WHAT YOU WILL DO: Nothing other than the lines from the one containing "What's the underlying" through the close of the entries below should be printed, each exactly.

Extracted records
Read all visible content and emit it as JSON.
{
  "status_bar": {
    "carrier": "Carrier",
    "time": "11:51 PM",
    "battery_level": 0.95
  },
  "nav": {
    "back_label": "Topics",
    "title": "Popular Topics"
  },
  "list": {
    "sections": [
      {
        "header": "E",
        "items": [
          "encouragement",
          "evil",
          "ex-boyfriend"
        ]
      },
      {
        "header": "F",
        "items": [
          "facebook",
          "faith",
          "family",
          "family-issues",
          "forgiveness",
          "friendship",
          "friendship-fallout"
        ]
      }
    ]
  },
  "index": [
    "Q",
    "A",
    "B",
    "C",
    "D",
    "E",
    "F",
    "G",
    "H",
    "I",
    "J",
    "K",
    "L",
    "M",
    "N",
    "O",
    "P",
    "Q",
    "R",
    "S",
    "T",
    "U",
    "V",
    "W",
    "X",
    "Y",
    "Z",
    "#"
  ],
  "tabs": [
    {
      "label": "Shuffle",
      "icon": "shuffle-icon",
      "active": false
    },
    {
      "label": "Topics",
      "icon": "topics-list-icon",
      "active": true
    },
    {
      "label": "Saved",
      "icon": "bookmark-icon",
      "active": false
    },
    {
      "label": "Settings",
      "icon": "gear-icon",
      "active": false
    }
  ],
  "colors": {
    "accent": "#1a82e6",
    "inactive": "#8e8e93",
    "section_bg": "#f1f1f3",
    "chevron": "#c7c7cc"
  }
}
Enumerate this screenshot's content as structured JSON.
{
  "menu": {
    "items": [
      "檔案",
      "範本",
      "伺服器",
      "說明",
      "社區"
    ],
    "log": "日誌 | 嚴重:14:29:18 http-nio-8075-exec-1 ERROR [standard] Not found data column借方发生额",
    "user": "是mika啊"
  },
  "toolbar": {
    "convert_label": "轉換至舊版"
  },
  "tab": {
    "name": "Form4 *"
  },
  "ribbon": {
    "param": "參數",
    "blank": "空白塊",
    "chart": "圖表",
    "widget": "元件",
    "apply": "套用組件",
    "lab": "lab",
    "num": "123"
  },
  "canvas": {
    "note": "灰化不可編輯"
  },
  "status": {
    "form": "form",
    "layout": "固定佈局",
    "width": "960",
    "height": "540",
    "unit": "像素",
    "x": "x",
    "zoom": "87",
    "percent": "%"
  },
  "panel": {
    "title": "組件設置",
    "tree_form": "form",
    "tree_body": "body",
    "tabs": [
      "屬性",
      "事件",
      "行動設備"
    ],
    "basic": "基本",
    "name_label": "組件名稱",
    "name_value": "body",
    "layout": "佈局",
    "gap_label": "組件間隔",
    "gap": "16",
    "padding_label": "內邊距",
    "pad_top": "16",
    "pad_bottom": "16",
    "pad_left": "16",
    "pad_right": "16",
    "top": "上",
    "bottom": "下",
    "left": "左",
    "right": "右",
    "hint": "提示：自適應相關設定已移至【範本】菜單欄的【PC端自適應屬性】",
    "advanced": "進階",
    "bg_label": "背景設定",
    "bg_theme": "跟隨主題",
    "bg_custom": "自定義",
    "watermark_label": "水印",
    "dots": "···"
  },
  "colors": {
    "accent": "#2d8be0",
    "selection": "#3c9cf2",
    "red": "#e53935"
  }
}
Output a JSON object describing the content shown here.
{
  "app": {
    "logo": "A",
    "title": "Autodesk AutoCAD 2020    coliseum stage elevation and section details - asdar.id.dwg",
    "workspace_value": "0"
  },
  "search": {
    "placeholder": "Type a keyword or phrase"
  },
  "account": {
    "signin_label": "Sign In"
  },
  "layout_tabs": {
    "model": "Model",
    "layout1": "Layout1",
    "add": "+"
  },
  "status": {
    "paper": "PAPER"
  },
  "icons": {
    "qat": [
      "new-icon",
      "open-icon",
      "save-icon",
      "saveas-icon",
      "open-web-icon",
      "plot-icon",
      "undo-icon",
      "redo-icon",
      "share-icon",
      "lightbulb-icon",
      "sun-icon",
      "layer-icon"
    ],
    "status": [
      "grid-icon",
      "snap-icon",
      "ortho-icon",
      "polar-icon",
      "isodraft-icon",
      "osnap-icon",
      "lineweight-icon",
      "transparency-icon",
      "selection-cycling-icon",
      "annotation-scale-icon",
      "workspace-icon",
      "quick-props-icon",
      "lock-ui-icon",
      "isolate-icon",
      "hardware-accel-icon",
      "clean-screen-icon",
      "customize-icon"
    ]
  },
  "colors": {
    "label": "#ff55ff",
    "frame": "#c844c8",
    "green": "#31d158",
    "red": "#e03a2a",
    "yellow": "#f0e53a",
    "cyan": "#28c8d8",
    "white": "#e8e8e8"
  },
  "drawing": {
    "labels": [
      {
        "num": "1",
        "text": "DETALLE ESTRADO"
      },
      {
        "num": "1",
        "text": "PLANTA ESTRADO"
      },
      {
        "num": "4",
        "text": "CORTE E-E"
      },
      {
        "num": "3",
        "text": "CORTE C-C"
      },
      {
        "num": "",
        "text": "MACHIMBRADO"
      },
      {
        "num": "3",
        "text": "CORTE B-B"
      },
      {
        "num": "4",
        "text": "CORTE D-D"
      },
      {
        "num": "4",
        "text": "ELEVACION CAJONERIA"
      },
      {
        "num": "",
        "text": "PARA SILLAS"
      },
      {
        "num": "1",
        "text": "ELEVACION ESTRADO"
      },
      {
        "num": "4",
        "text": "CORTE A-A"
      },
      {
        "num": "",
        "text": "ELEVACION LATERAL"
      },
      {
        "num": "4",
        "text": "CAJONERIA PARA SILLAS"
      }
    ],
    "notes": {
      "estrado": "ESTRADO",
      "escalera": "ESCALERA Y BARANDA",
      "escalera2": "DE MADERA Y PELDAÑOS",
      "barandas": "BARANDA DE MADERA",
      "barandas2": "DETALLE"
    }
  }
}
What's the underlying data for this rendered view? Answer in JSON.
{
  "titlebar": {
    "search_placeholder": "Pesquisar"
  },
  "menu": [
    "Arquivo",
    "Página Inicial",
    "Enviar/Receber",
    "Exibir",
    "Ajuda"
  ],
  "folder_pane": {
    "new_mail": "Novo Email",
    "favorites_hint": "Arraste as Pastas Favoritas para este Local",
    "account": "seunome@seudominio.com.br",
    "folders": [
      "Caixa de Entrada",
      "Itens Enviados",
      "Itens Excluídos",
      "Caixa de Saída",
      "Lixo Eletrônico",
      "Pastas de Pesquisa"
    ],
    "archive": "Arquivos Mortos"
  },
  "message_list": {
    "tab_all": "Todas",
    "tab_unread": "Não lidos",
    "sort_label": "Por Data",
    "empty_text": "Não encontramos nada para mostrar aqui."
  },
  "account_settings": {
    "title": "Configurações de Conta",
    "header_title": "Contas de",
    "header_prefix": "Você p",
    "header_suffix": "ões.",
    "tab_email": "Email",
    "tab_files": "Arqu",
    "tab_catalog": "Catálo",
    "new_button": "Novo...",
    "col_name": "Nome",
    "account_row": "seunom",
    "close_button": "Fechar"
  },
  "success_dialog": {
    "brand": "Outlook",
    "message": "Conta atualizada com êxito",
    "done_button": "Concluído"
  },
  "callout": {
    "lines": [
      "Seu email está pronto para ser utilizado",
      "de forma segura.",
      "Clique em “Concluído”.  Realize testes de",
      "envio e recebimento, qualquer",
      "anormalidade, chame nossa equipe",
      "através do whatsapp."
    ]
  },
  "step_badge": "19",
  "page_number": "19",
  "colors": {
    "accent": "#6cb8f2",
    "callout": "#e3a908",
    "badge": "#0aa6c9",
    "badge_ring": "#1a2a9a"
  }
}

EXPECTED ANSWER:
What's the underlying data for this rendered view? Answer in JSON.
{
  "titlebar": {
    "search_placeholder": "Pesquisar"
  },
  "menu": [
    "Arquivo",
    "Página Inicial",
    "Enviar/Receber",
    "Exibir",
    "Ajuda"
  ],
  "folder_pane": {
    "new_mail": "Novo Email",
    "favorites_hint": "Arraste as Pastas Favoritas para este Local",
    "account": "seunome@seudominio.com.br",
    "folders": [
      "Caixa de Entrada",
      "Itens Enviados",
      "Itens Excluídos",
      "Caixa de Saída",
      "Lixo Eletrônico",
      "Pastas de Pesquisa"
    ],
    "archive": "Arquivos Mortos"
  },
  "message_list": {
    "tab_all": "Todas",
    "tab_unread": "Não lidos",
    "sort_label": "Por Data",
    "empty_text": "Não encontramos nada para mostrar aqui."
  },
  "account_settings": {
    "title": "Configurações de Conta",
    "header_title": "Contas de",
    "header_prefix": "Você p",
    "header_suffix": "ões.",
    "tab_email": "Email",
    "tab_files": "Arqu",
    "tab_catalog": "Catálo",
    "new_button": "Novo...",
    "col_name": "Nome",
    "account_row": "seunom",
    "close_button": "Fechar"
  },
  "success_dialog": {
    "brand": "Outlook",
    "message": "Conta atualizada com êxito",
    "done_button": "Concluído"
  },
  "callout": {
    "lines": [
      "Seu email está pronto para ser utilizado",
      "de forma segura.",
      "Clique em “Concluído”.  Realize testes de",
      "envio e recebimento, qualquer",
      "anormalidade, chame nossa equipe",
      "através do whatsapp."
    ]
  },
  "step_badge": "19",
  "page_number": "19",
  "colors": {
    "accent": "#6cb8f2",
    "callout": "#e3a908",
    "badge": "#0aa6c9",
    "badge_ring": "#1a2a9a"
  }
}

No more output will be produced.